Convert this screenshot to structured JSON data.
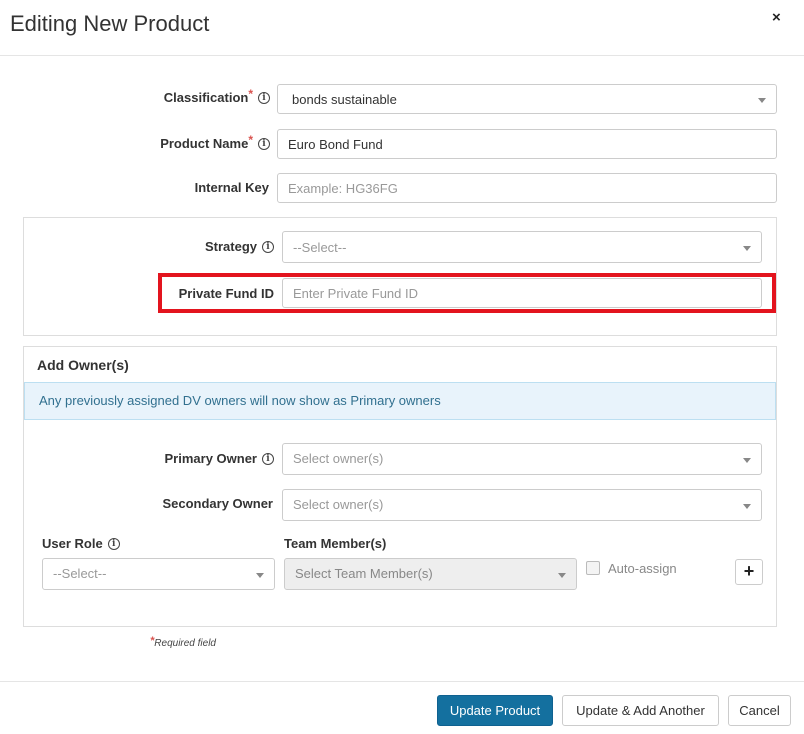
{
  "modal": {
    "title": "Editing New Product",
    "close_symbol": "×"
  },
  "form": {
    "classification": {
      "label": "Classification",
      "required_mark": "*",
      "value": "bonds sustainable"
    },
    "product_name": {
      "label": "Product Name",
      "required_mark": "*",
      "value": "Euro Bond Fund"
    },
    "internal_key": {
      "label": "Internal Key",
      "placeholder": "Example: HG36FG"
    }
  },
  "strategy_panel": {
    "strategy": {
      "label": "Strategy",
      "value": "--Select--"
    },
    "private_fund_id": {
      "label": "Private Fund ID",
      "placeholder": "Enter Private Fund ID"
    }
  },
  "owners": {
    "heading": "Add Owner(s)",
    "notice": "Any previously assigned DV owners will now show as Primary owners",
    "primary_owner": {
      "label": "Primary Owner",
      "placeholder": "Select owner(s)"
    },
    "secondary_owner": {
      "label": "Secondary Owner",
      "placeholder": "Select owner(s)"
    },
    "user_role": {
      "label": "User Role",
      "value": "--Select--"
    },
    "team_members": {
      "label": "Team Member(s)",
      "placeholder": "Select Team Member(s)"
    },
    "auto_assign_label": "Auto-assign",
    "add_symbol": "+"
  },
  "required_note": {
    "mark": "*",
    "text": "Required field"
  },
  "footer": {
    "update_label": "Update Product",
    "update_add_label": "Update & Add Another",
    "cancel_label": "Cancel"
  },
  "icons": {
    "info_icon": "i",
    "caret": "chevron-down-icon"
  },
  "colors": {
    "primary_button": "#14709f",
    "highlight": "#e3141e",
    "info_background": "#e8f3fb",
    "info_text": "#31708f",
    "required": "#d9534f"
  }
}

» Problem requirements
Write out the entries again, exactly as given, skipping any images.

» Answer to the exercise
Convert this screenshot to structured JSON data.
{
  "modal": {
    "title": "Editing New Product",
    "close_symbol": "×"
  },
  "form": {
    "classification": {
      "label": "Classification",
      "required_mark": "*",
      "value": "bonds sustainable"
    },
    "product_name": {
      "label": "Product Name",
      "required_mark": "*",
      "value": "Euro Bond Fund"
    },
    "internal_key": {
      "label": "Internal Key",
      "placeholder": "Example: HG36FG"
    }
  },
  "strategy_panel": {
    "strategy": {
      "label": "Strategy",
      "value": "--Select--"
    },
    "private_fund_id": {
      "label": "Private Fund ID",
      "placeholder": "Enter Private Fund ID"
    }
  },
  "owners": {
    "heading": "Add Owner(s)",
    "notice": "Any previously assigned DV owners will now show as Primary owners",
    "primary_owner": {
      "label": "Primary Owner",
      "placeholder": "Select owner(s)"
    },
    "secondary_owner": {
      "label": "Secondary Owner",
      "placeholder": "Select owner(s)"
    },
    "user_role": {
      "label": "User Role",
      "value": "--Select--"
    },
    "team_members": {
      "label": "Team Member(s)",
      "placeholder": "Select Team Member(s)"
    },
    "auto_assign_label": "Auto-assign",
    "add_symbol": "+"
  },
  "required_note": {
    "mark": "*",
    "text": "Required field"
  },
  "footer": {
    "update_label": "Update Product",
    "update_add_label": "Update & Add Another",
    "cancel_label": "Cancel"
  },
  "icons": {
    "info_icon": "i",
    "caret": "chevron-down-icon"
  },
  "colors": {
    "primary_button": "#14709f",
    "highlight": "#e3141e",
    "info_background": "#e8f3fb",
    "info_text": "#31708f",
    "required": "#d9534f"
  }
}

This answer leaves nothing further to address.